----- MATERIAL PROVIDED -----

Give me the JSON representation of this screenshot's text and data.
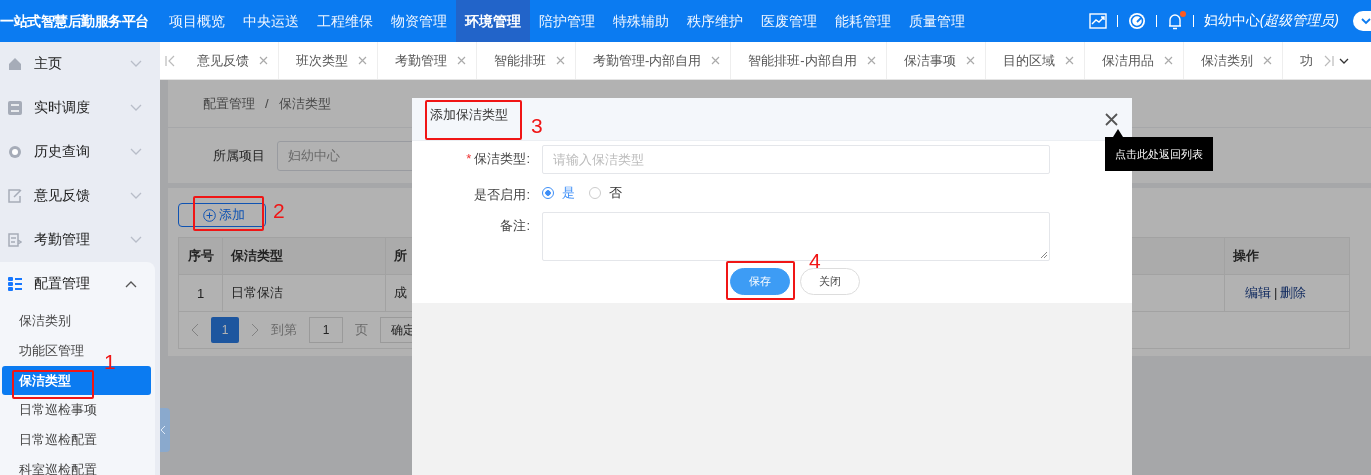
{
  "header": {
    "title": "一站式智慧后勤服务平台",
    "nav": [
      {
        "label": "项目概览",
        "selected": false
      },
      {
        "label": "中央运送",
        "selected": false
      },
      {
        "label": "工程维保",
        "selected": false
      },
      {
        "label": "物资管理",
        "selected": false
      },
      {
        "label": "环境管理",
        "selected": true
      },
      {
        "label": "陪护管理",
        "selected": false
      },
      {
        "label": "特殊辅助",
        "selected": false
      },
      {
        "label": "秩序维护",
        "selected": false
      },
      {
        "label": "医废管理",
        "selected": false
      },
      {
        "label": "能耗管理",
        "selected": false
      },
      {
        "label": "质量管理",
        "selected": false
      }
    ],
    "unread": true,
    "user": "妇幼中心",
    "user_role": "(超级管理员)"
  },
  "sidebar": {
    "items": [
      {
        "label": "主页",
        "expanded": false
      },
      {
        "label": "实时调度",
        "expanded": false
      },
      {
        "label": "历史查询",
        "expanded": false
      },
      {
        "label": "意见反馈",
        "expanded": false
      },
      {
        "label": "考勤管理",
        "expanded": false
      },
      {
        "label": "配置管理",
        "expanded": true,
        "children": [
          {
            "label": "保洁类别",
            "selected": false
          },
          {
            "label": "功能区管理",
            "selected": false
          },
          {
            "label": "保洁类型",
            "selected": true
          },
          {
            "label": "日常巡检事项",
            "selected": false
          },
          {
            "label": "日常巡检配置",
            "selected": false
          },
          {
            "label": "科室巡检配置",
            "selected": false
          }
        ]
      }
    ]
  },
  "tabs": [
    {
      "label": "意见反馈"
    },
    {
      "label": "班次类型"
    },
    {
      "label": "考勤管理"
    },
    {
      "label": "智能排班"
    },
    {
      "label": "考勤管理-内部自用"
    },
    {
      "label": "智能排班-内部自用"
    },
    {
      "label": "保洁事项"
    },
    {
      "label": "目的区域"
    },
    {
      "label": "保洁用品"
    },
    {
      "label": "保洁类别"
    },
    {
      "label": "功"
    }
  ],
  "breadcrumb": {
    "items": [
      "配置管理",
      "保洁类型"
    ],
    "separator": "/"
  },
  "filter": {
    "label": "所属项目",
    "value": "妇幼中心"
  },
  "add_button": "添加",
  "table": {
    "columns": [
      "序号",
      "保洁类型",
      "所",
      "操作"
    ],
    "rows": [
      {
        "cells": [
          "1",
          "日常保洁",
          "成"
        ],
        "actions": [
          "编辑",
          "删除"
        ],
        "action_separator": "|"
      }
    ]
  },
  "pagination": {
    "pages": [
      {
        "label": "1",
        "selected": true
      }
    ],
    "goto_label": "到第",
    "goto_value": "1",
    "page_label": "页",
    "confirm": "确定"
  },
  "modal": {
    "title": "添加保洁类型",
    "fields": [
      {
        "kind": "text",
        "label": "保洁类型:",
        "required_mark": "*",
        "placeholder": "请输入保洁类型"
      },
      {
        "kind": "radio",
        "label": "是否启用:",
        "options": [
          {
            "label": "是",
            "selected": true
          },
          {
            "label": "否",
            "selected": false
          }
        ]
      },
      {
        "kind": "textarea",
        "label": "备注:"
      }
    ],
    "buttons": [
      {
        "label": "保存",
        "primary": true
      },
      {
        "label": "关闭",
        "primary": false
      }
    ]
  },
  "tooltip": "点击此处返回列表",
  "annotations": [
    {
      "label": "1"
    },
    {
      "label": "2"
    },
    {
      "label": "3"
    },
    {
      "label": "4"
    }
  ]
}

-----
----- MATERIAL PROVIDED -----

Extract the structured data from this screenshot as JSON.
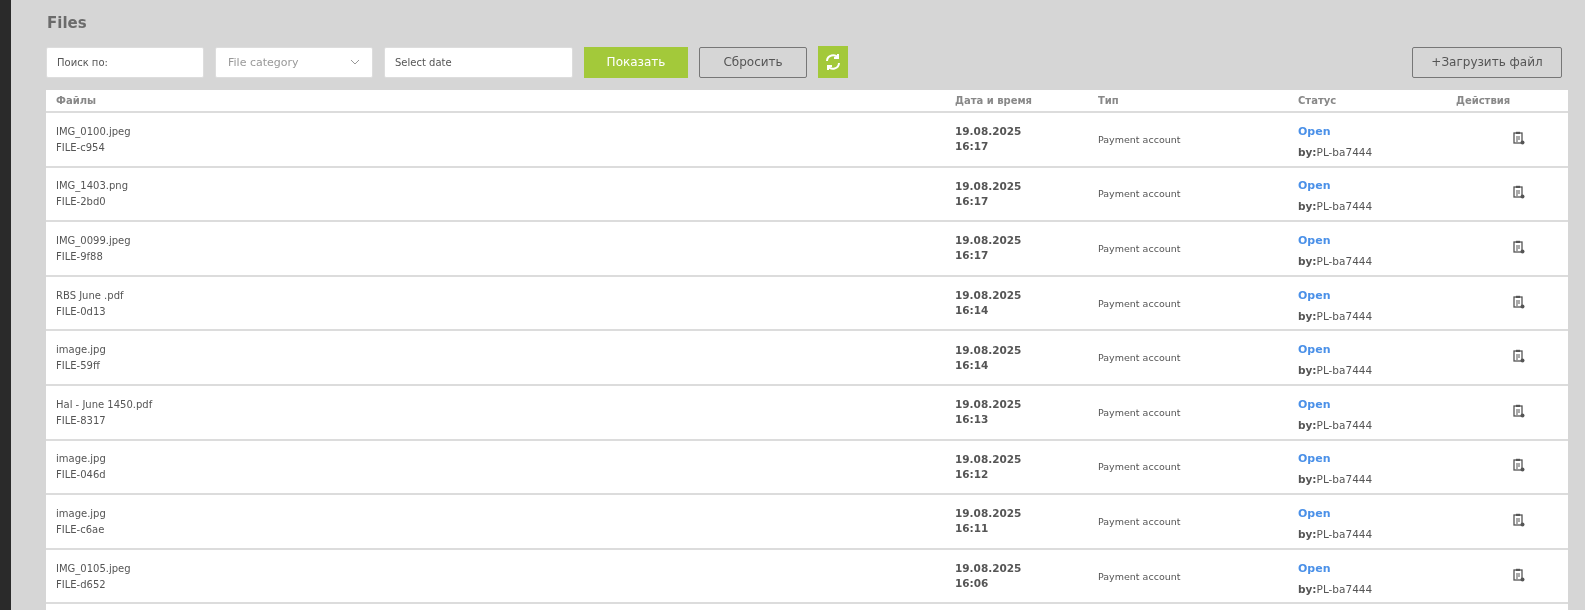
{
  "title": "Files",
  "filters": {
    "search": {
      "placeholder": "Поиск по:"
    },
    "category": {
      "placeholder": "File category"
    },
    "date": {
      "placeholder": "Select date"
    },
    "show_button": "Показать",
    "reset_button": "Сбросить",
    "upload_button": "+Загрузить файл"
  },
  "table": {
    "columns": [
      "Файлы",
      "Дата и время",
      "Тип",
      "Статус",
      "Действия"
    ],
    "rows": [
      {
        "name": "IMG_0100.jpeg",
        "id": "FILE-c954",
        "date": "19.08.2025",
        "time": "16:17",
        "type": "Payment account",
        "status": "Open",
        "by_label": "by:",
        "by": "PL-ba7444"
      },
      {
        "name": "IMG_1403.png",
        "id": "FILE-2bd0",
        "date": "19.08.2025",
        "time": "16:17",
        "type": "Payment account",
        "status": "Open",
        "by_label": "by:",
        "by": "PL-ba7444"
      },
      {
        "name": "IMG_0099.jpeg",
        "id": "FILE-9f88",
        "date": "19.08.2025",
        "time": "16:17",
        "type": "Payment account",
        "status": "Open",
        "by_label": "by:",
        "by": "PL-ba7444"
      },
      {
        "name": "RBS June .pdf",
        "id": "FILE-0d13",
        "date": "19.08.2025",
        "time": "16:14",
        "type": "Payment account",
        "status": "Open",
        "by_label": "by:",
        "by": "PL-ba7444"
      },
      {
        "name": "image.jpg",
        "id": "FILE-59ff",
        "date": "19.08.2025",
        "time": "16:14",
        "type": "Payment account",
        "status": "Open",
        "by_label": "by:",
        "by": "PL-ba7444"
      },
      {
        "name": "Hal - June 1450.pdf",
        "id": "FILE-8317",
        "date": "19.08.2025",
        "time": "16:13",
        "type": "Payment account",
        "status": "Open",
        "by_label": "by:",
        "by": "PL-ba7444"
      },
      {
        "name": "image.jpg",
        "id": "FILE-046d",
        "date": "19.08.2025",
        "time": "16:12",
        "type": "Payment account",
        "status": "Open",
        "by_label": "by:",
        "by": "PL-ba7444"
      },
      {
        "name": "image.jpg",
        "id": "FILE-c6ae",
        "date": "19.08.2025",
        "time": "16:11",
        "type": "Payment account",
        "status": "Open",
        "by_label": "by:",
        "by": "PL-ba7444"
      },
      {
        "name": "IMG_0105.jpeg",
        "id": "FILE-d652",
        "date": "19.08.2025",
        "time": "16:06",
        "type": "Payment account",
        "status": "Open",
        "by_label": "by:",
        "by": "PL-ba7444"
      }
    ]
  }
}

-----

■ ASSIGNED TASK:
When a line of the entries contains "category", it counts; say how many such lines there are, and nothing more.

■ EXERCISE RESPONSE:
2